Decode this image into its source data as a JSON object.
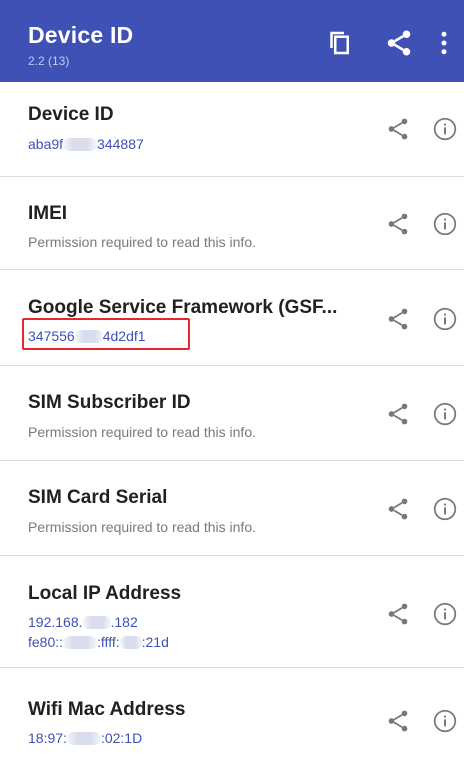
{
  "appbar": {
    "title": "Device ID",
    "version": "2.2 (13)",
    "actions": [
      "copy-icon",
      "share-icon",
      "more-vert-icon"
    ]
  },
  "colors": {
    "primary": "#3f51b5",
    "value_text": "#3f51b5",
    "highlight": "#e8272d"
  },
  "items": [
    {
      "label": "Device ID",
      "value_a": "aba9f",
      "value_b": "344887"
    },
    {
      "label": "IMEI",
      "value": "Permission required to read this info."
    },
    {
      "label": "Google Service Framework (GSF...",
      "value_a": "347556",
      "value_b": "4d2df1"
    },
    {
      "label": "SIM Subscriber ID",
      "value": "Permission required to read this info."
    },
    {
      "label": "SIM Card Serial",
      "value": "Permission required to read this info."
    },
    {
      "label": "Local IP Address",
      "ipv4_a": "192.168.",
      "ipv4_b": ".182",
      "ipv6_a": "fe80::",
      "ipv6_b": ":ffff:",
      "ipv6_c": ":21d"
    },
    {
      "label": "Wifi Mac Address",
      "value_a": "18:97:",
      "value_b": ":02:1D"
    }
  ]
}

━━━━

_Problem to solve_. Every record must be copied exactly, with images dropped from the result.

_Answer to this task_.
Decode this image into its source data as a JSON object.
{
  "appbar": {
    "title": "Device ID",
    "version": "2.2 (13)",
    "actions": [
      "copy-icon",
      "share-icon",
      "more-vert-icon"
    ]
  },
  "colors": {
    "primary": "#3f51b5",
    "value_text": "#3f51b5",
    "highlight": "#e8272d"
  },
  "items": [
    {
      "label": "Device ID",
      "value_a": "aba9f",
      "value_b": "344887"
    },
    {
      "label": "IMEI",
      "value": "Permission required to read this info."
    },
    {
      "label": "Google Service Framework (GSF...",
      "value_a": "347556",
      "value_b": "4d2df1"
    },
    {
      "label": "SIM Subscriber ID",
      "value": "Permission required to read this info."
    },
    {
      "label": "SIM Card Serial",
      "value": "Permission required to read this info."
    },
    {
      "label": "Local IP Address",
      "ipv4_a": "192.168.",
      "ipv4_b": ".182",
      "ipv6_a": "fe80::",
      "ipv6_b": ":ffff:",
      "ipv6_c": ":21d"
    },
    {
      "label": "Wifi Mac Address",
      "value_a": "18:97:",
      "value_b": ":02:1D"
    }
  ]
}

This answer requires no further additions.